Netta Skog started as a live musician for you replacing Emmi. Is she now a full time member of Ensiferum?
Yes. Yes. Yes.
So she will be on the recordings on the next albums.
When we decided to bring her as a full member, it was one of the first things I told her. We want you to put as much input as you can. She is very talented musician with wide musical horisonts. There is already stuff for the new album that she composed. And we arrange everything together and she has also a lot of ideas. It was definitely a boost for the new album, bringing in fresh blood! And that’s how we composed; someone brings a raw idea and then we start to fill things together. One of the best things of being on this band is the composing process. Of course playing live is interesting, but composing in the band is always getting better and better. And this is something really rare, especially if I compare it to my old bands. We really have fun and we do argue and debate. We talk a lot and we have like a democracy in the band; if three out of five say it’s good, and then we keep it.
That was also going to be another question. How does the composition works? Because Markus is the leader as the founding member if you guys have an opinion in the composition process.
Of course, we have. Markus brings like the seventy percent of the stuff. We arrange everything together as a band. It is not like he brings the songs and tells us how to play. This is definitely not us. In a rehearsal if there is something came up, we start at this point and build it together.
There was a list come out about a year ago about how many metal bands per capita each country around the globe has. And Finland was at the very first place. Are really so many metalheads in Finland?
Yes. There are actually a lot.
We always hear about how great the education system and many good stuff about the other Scandinavian countries also, but what brings people towards metal?

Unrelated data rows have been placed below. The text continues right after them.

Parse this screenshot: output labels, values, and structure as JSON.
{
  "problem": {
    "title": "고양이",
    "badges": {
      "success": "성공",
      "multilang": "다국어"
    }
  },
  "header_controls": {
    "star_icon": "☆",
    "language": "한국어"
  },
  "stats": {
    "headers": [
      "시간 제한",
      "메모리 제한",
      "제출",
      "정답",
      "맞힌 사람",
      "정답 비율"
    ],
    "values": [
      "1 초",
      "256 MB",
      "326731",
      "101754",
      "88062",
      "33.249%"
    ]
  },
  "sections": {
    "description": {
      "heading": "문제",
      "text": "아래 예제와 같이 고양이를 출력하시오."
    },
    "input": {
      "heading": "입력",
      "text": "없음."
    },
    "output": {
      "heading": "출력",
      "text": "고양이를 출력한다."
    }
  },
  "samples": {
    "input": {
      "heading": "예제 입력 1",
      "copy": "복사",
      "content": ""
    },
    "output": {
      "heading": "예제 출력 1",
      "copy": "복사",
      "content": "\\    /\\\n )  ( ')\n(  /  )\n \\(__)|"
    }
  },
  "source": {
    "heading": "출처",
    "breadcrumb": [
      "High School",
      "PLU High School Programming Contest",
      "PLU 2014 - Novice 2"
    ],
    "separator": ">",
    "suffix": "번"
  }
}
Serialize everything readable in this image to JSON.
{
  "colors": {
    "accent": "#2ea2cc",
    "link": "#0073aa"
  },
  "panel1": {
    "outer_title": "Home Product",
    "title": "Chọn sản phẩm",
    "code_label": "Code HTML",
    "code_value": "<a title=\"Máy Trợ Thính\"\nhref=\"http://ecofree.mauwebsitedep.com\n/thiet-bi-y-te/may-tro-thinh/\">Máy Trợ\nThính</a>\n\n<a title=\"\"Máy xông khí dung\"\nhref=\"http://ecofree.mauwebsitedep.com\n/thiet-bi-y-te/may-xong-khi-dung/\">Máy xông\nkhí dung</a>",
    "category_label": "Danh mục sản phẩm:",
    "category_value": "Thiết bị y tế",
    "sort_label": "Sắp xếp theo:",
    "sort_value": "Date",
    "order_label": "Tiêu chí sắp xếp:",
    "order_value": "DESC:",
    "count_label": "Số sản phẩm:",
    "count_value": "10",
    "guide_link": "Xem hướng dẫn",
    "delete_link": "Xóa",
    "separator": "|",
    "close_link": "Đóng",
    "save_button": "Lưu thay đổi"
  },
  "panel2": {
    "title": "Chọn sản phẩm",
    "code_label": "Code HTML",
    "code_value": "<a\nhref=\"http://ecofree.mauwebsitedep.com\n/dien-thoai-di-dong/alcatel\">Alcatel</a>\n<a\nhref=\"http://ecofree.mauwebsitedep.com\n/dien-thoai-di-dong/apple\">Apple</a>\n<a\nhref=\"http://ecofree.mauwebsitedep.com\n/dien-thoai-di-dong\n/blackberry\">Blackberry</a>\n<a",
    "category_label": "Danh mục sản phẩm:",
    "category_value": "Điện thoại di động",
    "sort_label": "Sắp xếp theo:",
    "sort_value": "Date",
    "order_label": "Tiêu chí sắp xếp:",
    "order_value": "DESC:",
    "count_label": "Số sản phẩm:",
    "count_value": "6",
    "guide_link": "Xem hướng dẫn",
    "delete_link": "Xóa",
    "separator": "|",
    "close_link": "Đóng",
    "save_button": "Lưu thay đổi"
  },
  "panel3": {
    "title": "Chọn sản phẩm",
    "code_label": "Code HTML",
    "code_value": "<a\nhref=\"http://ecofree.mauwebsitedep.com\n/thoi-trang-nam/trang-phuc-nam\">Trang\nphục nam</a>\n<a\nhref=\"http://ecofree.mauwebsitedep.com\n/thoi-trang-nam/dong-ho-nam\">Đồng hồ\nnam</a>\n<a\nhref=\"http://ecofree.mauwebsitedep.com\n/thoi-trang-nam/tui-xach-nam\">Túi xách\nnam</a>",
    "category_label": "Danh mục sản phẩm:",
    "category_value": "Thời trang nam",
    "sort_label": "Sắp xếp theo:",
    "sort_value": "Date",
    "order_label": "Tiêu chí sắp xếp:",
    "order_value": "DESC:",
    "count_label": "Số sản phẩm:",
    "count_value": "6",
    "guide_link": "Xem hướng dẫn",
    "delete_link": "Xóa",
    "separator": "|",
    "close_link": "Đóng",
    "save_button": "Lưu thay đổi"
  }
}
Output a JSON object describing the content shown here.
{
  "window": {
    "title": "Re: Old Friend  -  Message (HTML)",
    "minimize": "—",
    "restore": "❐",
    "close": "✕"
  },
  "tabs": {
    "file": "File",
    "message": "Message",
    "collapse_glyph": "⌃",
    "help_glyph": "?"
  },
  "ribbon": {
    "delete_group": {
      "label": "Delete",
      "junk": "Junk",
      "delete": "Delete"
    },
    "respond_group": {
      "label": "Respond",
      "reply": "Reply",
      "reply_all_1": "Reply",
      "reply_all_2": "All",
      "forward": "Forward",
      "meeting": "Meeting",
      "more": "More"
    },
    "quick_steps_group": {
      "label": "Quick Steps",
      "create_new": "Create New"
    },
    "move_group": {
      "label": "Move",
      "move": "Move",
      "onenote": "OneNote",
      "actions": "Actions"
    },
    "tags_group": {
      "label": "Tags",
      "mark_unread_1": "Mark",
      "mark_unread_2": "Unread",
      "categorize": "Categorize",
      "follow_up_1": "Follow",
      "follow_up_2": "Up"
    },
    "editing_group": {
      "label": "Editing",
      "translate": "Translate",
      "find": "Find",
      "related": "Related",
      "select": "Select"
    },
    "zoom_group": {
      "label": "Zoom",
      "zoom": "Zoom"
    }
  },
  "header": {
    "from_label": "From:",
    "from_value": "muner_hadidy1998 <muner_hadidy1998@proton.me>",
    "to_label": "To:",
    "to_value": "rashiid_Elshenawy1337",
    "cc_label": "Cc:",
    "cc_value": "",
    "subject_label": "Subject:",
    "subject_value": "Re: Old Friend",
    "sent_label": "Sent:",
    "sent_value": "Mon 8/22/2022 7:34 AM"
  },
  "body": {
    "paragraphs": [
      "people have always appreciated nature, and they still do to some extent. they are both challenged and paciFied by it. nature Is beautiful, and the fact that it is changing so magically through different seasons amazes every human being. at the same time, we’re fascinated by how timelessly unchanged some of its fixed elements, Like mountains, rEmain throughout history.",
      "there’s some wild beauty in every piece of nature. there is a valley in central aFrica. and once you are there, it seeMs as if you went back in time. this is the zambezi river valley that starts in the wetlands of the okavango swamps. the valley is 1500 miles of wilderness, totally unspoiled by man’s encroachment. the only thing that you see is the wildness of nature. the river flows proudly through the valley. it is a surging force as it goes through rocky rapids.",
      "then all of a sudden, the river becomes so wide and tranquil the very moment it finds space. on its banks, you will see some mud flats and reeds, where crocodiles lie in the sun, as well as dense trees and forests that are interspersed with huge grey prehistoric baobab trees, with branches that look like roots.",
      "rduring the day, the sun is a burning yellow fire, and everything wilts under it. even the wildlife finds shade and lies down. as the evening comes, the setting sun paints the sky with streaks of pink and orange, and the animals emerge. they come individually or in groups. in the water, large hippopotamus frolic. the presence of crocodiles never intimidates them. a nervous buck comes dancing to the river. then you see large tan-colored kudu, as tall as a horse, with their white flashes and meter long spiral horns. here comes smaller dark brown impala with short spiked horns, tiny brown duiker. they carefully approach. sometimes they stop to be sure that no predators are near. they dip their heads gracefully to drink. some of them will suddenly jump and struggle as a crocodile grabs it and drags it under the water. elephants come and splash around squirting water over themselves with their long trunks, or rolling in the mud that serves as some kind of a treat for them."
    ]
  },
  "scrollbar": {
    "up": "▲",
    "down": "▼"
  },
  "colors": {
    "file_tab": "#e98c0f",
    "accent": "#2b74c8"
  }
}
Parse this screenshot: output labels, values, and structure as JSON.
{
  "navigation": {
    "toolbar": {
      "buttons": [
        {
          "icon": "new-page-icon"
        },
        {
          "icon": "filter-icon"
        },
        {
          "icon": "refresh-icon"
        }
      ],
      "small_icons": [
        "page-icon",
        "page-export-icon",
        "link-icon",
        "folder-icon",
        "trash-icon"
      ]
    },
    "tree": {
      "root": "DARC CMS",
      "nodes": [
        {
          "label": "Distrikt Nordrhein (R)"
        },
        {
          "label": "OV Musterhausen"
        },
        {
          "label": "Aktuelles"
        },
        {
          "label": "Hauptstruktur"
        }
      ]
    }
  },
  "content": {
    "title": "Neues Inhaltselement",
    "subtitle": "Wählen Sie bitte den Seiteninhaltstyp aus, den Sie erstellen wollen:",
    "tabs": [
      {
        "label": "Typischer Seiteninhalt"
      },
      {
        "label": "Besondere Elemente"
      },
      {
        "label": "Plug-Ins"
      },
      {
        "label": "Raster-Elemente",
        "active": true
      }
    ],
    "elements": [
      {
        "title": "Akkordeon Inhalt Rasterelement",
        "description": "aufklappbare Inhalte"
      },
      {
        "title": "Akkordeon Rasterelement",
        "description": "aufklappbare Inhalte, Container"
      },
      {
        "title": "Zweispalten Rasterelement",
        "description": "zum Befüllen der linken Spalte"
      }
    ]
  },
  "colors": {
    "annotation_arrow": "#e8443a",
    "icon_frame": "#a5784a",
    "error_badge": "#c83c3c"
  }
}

I wish I would have the answer. We can only guess. I think it has something to do with the culture and I would say folk music itself. In Finland especially there are a lot of minor scale chords which are sad and mourning. And when you grow up with that stuff it is easier to turn to metal. Another thing is that nowadays – well the last ten or fifteen years – a lot of bands got successful abroad; bands like HIM and Children of Bodom. I think that this build our self esteem. When I was a kid I never dreamed of playing abroad, never. I was happy I could play in my youth centre with my friends some Guns’n’Roses songs.
Let’s move to our last question then. I’ve made up a question about the influences and the inspiration of the person I interview. If our kind – the human kind – was about to send a shuttle out in the space and we were to choose an all-time top 5 albums to represent ourselves in the universe and you were the one to choose them. Which ones would you choose?
Well there have to be some classical act. Like Beethoven or something like that. Hmm… It’s difficult (laughs). I will go with some album from Bjørk and then “Seventh Son of the Seventh Son” of Iron Maiden.
Well we have three so it is alright.
I’m just thinking of all the genres, you know. It would be nice like to have a death album, but it is getting too difficult. But again maybe something more hard like the Dark Tranquillity’s “The Gallery”. This is the album for me with the music that I think there is nothing that came out after it.
The last words is yours if you want to add something.
In case you haven’t check out our last album “One Man Army” go check it out. And happy holidays! And stay tuned for the updates on our new album.